| Work item |
If a line in the entries below includes "arrow", pick it out and copy it.
=== Section Start ===
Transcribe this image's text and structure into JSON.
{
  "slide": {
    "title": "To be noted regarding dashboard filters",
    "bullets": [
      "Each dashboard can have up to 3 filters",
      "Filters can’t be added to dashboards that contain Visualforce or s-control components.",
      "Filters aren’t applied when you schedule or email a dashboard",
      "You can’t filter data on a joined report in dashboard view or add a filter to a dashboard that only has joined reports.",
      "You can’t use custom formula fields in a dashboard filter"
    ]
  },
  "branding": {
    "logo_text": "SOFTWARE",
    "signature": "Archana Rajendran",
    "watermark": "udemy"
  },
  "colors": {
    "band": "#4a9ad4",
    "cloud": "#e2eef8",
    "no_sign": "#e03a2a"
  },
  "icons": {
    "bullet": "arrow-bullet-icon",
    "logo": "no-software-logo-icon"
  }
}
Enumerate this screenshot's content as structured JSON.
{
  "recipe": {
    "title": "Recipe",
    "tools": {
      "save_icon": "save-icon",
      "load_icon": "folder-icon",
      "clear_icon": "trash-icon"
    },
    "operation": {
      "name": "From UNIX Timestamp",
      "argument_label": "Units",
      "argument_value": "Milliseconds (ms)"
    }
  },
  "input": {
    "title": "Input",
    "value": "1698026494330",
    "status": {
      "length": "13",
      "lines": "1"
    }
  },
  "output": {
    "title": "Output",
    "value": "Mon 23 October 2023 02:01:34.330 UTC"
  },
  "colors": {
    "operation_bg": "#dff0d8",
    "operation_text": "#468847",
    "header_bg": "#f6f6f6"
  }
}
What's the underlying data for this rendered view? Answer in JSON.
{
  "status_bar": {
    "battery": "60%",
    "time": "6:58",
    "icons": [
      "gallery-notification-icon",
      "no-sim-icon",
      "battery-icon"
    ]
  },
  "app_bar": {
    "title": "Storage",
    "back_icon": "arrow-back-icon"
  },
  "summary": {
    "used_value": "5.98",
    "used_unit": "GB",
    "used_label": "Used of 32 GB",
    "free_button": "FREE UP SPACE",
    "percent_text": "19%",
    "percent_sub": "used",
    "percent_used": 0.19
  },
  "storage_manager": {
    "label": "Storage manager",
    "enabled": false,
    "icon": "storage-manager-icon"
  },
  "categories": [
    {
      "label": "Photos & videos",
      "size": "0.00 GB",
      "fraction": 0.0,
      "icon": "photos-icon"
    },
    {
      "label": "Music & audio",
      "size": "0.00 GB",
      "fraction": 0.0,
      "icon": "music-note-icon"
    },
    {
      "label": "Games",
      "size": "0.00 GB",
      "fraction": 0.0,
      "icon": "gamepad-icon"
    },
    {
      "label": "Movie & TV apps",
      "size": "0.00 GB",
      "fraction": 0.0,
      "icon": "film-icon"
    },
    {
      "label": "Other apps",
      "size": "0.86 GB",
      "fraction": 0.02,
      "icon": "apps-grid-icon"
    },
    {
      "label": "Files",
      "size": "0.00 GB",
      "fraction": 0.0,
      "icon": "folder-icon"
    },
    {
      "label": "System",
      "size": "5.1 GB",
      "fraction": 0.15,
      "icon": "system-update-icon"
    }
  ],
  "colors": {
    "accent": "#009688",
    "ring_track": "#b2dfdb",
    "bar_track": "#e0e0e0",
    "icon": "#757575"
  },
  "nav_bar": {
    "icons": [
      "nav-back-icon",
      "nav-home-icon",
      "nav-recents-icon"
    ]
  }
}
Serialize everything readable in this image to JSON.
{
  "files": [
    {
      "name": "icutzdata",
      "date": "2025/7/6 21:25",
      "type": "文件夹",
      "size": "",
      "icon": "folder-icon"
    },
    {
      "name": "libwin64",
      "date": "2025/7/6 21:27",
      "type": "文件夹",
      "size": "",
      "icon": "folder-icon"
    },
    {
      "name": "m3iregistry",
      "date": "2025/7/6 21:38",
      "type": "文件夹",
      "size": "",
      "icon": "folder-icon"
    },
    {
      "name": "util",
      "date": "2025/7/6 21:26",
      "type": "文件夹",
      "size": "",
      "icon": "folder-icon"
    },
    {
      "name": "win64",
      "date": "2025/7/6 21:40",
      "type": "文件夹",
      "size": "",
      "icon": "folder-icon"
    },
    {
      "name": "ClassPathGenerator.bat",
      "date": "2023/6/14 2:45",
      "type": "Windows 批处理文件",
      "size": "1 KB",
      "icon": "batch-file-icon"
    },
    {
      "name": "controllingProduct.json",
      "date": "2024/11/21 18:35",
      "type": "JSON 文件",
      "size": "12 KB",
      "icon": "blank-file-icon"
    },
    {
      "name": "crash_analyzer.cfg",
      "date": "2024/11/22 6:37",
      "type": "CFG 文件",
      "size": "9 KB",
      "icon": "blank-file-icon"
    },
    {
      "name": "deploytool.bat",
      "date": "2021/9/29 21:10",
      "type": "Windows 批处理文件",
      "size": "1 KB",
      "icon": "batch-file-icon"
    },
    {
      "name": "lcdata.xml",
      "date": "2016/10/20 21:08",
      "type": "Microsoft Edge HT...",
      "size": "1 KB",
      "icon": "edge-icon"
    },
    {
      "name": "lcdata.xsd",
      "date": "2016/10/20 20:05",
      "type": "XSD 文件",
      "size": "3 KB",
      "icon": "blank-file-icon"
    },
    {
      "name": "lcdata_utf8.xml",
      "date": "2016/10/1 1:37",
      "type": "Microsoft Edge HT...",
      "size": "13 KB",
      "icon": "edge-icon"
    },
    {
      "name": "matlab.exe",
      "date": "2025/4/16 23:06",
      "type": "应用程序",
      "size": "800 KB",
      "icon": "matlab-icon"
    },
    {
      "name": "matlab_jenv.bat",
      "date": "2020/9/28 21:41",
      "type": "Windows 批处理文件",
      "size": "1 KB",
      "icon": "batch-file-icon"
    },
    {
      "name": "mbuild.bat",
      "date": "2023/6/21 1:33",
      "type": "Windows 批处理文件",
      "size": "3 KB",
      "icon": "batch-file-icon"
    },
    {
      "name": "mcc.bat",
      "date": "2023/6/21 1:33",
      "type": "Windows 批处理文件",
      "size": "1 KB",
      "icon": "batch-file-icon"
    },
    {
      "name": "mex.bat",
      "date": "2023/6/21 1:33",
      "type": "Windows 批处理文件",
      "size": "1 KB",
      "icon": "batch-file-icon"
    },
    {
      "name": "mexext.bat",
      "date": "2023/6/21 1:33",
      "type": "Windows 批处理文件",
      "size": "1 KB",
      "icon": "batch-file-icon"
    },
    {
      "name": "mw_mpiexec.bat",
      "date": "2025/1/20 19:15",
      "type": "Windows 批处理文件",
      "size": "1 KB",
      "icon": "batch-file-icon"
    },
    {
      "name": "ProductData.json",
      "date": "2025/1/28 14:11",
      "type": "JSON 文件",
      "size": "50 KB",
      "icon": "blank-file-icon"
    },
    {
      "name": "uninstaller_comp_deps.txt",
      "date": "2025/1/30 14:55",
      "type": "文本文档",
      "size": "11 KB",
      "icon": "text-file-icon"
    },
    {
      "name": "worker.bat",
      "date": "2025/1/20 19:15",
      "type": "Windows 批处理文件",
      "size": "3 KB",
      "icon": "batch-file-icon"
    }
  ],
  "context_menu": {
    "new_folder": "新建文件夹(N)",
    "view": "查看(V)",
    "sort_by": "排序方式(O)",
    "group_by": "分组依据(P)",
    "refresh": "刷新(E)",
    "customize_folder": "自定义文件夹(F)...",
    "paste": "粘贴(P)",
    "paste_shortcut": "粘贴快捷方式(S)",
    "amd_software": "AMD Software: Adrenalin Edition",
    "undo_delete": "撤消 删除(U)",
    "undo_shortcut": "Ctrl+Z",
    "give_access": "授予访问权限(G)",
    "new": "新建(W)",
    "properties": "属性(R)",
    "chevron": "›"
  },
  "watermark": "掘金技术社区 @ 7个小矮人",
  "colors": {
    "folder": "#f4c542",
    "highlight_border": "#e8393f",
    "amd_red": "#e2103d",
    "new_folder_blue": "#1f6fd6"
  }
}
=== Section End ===
| Response area |
    "bullet": "arrow-bullet-icon",
    "back_icon": "arrow-back-icon"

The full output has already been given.